Here are some mighty fine stuff out there in the blogosphere:
Neil at 4Simpson’s posts Why Sex is Like Duct Tape. This one goes hand in hand with my letter to Valentine in the Morning that I posted today. I’ve actually used the duct tape illustration with my students before (sex comes up a lot. I reason that since I’m one of the only fellas out there that will give any semblance of sense to them, I let them go there from time to time. Yeah, risky…but worth it.)
David Porter at A Boomer in the Pew posts God-From Homeboy to Sovereign King. This here’s a mighty fine post…mighty fine. I hope to make Jesus more than a homeboy too. It’s a shame that God these days is commonly seen as a guy in “a robe, with flip flops on, kickin’ it in heaven, with a pick in his afro.” (that gem comes from Ludacris, by the way, in a recent interview.). It’s expected for the world to think like that, but those in the church? C’mon. I admit, though, that far too often I take the same view of God.
Ray Ortlund writes on the growing trend of stunning biblical illiteracy in the pew, and what we as the Church can do about it. It’s our problem, afterall..it’s happening on our watch. (Thanks again, Challies!)
Gosh I love Mark Steyn! In this post, he has some choice words for many in mainstream Europe (much of the press) and the United States for following Hamas’ lead in spouting the “oldest hatred.” (ht: Hugh Hewitt)
Heather MacDonald writes on the rising rate of minority and inner city crime, and she puts forth a great solution. Unfortunately, its one that many in the press and policy makers aren’t considering. (ht: Lashawn Barber)
Here is the article MacDonald critiques. What the LA Times doesn’t understand is that the problem in the inner cities is a moral one, not a primarily economic one. It’s not a problem of the justice system either. As MacDonald notes, the kid has got to commit a crime in the first place to end up in the system (and who do you think the crime was committed against? An old white male? No…most often, its against another minority.)

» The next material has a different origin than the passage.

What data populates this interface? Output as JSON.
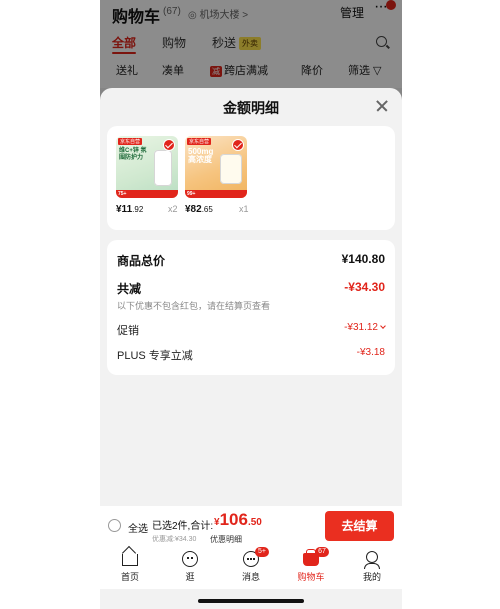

Hard economic times does exacerbate the problem, but it is only a symptom pointing to a deeper problem. As long as kids in black and latino neighborhoods come from broken and dysfunctional homes (of course, broken homes are prevalent in largely white neighborhoods as well, but as MacDonald demonstrates, the prevalence is much, much higher in these minority communities.), the cycle will continue.
Have fun, comment away!